Dataset rows describing interfaces:
☆ ☆ ☆ ☆

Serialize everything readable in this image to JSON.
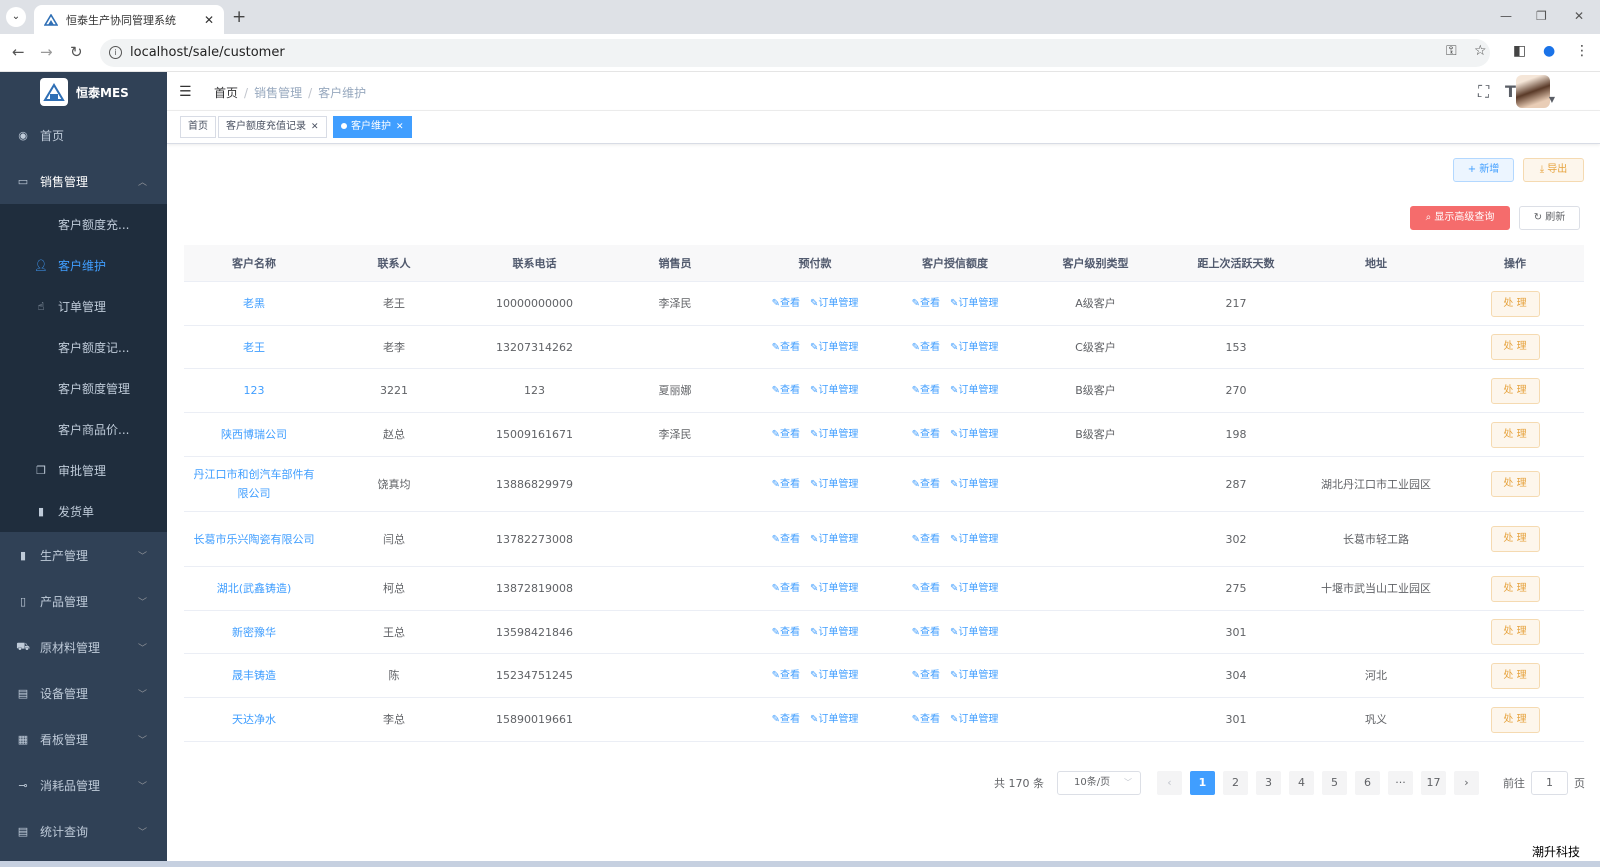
{
  "browser": {
    "tab_title": "恒泰生产协同管理系统",
    "tab_close": "✕",
    "new_tab": "+",
    "url": "localhost/sale/customer"
  },
  "sidebar": {
    "logo_text": "恒泰MES",
    "home": "首页",
    "sales": "销售管理",
    "sales_items": [
      {
        "label": "客户额度充..."
      },
      {
        "label": "客户维护"
      },
      {
        "label": "订单管理"
      },
      {
        "label": "客户额度记..."
      },
      {
        "label": "客户额度管理"
      },
      {
        "label": "客户商品价..."
      },
      {
        "label": "审批管理"
      },
      {
        "label": "发货单"
      }
    ],
    "menus": [
      {
        "label": "生产管理"
      },
      {
        "label": "产品管理"
      },
      {
        "label": "原材料管理"
      },
      {
        "label": "设备管理"
      },
      {
        "label": "看板管理"
      },
      {
        "label": "消耗品管理"
      },
      {
        "label": "统计查询"
      }
    ]
  },
  "topbar": {
    "breadcrumb": [
      "首页",
      "销售管理",
      "客户维护"
    ]
  },
  "tags": [
    {
      "label": "首页"
    },
    {
      "label": "客户额度充值记录"
    },
    {
      "label": "客户维护"
    }
  ],
  "toolbar": {
    "add": "+ 新增",
    "export": "⤓ 导出",
    "advanced": "显示高级查询",
    "refresh": "刷新"
  },
  "table": {
    "headers": [
      "客户名称",
      "联系人",
      "联系电话",
      "销售员",
      "预付款",
      "客户授信额度",
      "客户级别类型",
      "距上次活跃天数",
      "地址",
      "操作"
    ],
    "view_label": "查看",
    "order_label": "订单管理",
    "handle_label": "处 理",
    "rows": [
      {
        "name": "老黑",
        "contact": "老王",
        "phone": "10000000000",
        "sales": "李泽民",
        "level": "A级客户",
        "days": "217",
        "address": ""
      },
      {
        "name": "老王",
        "contact": "老李",
        "phone": "13207314262",
        "sales": "",
        "level": "C级客户",
        "days": "153",
        "address": ""
      },
      {
        "name": "123",
        "contact": "3221",
        "phone": "123",
        "sales": "夏丽娜",
        "level": "B级客户",
        "days": "270",
        "address": ""
      },
      {
        "name": "陕西博瑞公司",
        "contact": "赵总",
        "phone": "15009161671",
        "sales": "李泽民",
        "level": "B级客户",
        "days": "198",
        "address": ""
      },
      {
        "name": "丹江口市和创汽车部件有限公司",
        "contact": "饶真均",
        "phone": "13886829979",
        "sales": "",
        "level": "",
        "days": "287",
        "address": "湖北丹江口市工业园区"
      },
      {
        "name": "长葛市乐兴陶瓷有限公司",
        "contact": "闫总",
        "phone": "13782273008",
        "sales": "",
        "level": "",
        "days": "302",
        "address": "长葛市轻工路"
      },
      {
        "name": "湖北(武鑫铸造)",
        "contact": "柯总",
        "phone": "13872819008",
        "sales": "",
        "level": "",
        "days": "275",
        "address": "十堰市武当山工业园区"
      },
      {
        "name": "新密豫华",
        "contact": "王总",
        "phone": "13598421846",
        "sales": "",
        "level": "",
        "days": "301",
        "address": ""
      },
      {
        "name": "晟丰铸造",
        "contact": "陈",
        "phone": "15234751245",
        "sales": "",
        "level": "",
        "days": "304",
        "address": "河北"
      },
      {
        "name": "天达净水",
        "contact": "李总",
        "phone": "15890019661",
        "sales": "",
        "level": "",
        "days": "301",
        "address": "巩义"
      }
    ]
  },
  "pagination": {
    "total": "共 170 条",
    "page_size": "10条/页",
    "pages": [
      "1",
      "2",
      "3",
      "4",
      "5",
      "6",
      "···",
      "17"
    ],
    "goto_label": "前往",
    "goto_value": "1",
    "page_unit": "页"
  },
  "watermark": "潮升科技"
}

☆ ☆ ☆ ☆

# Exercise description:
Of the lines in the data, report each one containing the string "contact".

# Exercise output:
        "contact": "老王",
        "contact": "老李",
        "contact": "3221",
        "contact": "赵总",
        "contact": "饶真均",
        "contact": "闫总",
        "contact": "柯总",
        "contact": "王总",
        "contact": "陈",
        "contact": "李总",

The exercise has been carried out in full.